The second tension at work is what I call the discipline of the common law. The common law embodies the law of rights, obligations and remedies. Its discipline lies in the strict application of judge made precedent to resolving present disputes called ratiocination. In R. v. Beare; R. v. Higgins,  2 S.C.R. 387 Justice Gerald La Forest, writing for a unanimous court, described the common law, at para. 39, as “one of the major repositories of the basic tenets of our legal system” falling within the principles of fundamental justice under s. 7 of the Charter. It defines the boundaries for our conduct in every day life. A good example of the protection of the common law is found in Robert Bolt’s play A Man For All Seasons (1960) where this exchange takes place between Thomas More and William Roper in Act One:
ROPER: So now you’d give the Devil benefit of law!
MORE: Yes. What would you do? Cut a great road through the law to get after the Devil?
ROPER: I’d cut down every law in England to do that!
MORE: Oh? And when the last law was down, and the Devil turned round on you – where would you hide, Roper, the laws all being flat?
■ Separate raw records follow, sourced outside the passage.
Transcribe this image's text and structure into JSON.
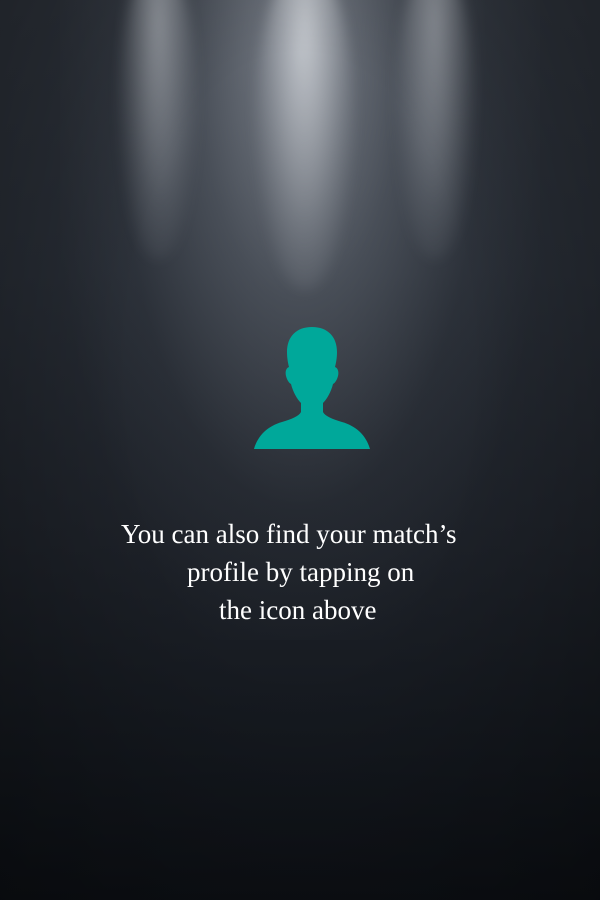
{
  "colors": {
    "icon_accent": "#00a89a",
    "text": "#ffffff",
    "background": "#1d2128"
  },
  "profile_icon": {
    "name": "person-silhouette-icon"
  },
  "hint": {
    "line1": "You can also find your match’s",
    "line2": "profile by tapping on",
    "line3": "the icon above"
  }
}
This country’s planted thick with laws from coast to coast – man’s laws, not God’s – and if you cut them down – and you’re just the man to do it – d’you really think you could stand upright in the winds that would blow then? Yes, I’d give the Devil benefit of law, for my own safety’s sake.
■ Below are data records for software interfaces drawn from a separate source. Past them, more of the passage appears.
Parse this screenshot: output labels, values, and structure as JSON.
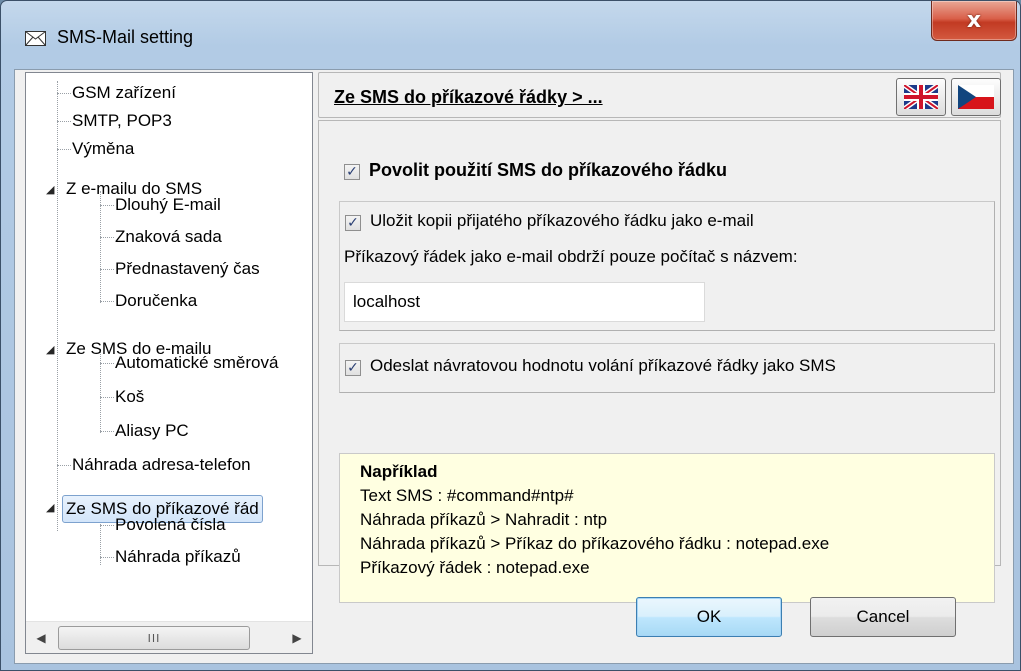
{
  "window": {
    "title": "SMS-Mail setting",
    "close_symbol": "x"
  },
  "tree": {
    "items": [
      {
        "label": "GSM zařízení"
      },
      {
        "label": "SMTP, POP3"
      },
      {
        "label": "Výměna"
      },
      {
        "label": "Z e-mailu do SMS"
      },
      {
        "label": "Dlouhý E-mail"
      },
      {
        "label": "Znaková sada"
      },
      {
        "label": "Přednastavený čas"
      },
      {
        "label": "Doručenka"
      },
      {
        "label": "Ze SMS do e-mailu"
      },
      {
        "label": "Automatické směrová"
      },
      {
        "label": "Koš"
      },
      {
        "label": "Aliasy PC"
      },
      {
        "label": "Náhrada adresa-telefon"
      },
      {
        "label": "Ze SMS do příkazové řád"
      },
      {
        "label": "Povolená čísla"
      },
      {
        "label": "Náhrada příkazů"
      }
    ],
    "scroll_left": "◀",
    "scroll_right": "▶",
    "scroll_thumb": "III"
  },
  "panel": {
    "section_title": "Ze SMS do příkazové řádky  >  ...",
    "enable_label": "Povolit použití SMS do příkazového řádku",
    "save_copy_label": "Uložit kopii přijatého příkazového řádku jako e-mail",
    "computer_label": "Příkazový řádek jako e-mail obdrží pouze počítač s názvem:",
    "computer_value": "localhost",
    "send_return_label": "Odeslat návratovou hodnotu volání příkazové řádky jako SMS",
    "checkmark": "✓"
  },
  "example": {
    "heading": "Například",
    "lines": [
      "Text SMS : #command#ntp#",
      "Náhrada příkazů > Nahradit : ntp",
      "Náhrada příkazů > Příkaz do příkazového řádku : notepad.exe",
      "Příkazový řádek : notepad.exe"
    ]
  },
  "buttons": {
    "ok": "OK",
    "cancel": "Cancel"
  },
  "colors": {
    "example_bg": "#ffffe1",
    "selection_border": "#7da2ce",
    "close_red": "#c23a23"
  }
}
The common law contains not only the vast expanse of judge made law but the wealth of human experience. The genius of its discipline lies in its simplicity – what a judge did before, a judge is likely to do again. That is not truth-seeking. It is the application of “benefit of law” for our “own safety’s sake”. It is folly to recast that experience as an inquiry into the truth, wax it with a dose of judicial discretion and call it a day. Inquiries into the truth are better left to the Roman Inquisition. And it is folly for the Supreme Court to say that, after the goal of ensuring that a defendant receives a fair trial is met, the search for the truth is the preponderant consideration. The two are incompatible in theory and in practice. In Walden or, Life in the Woods (1854), Henry David Thoreau said: “Rather than love, than money, than fame, give me truth.” In answer to Thoreau, I say: “Rather than truth, give me justice.”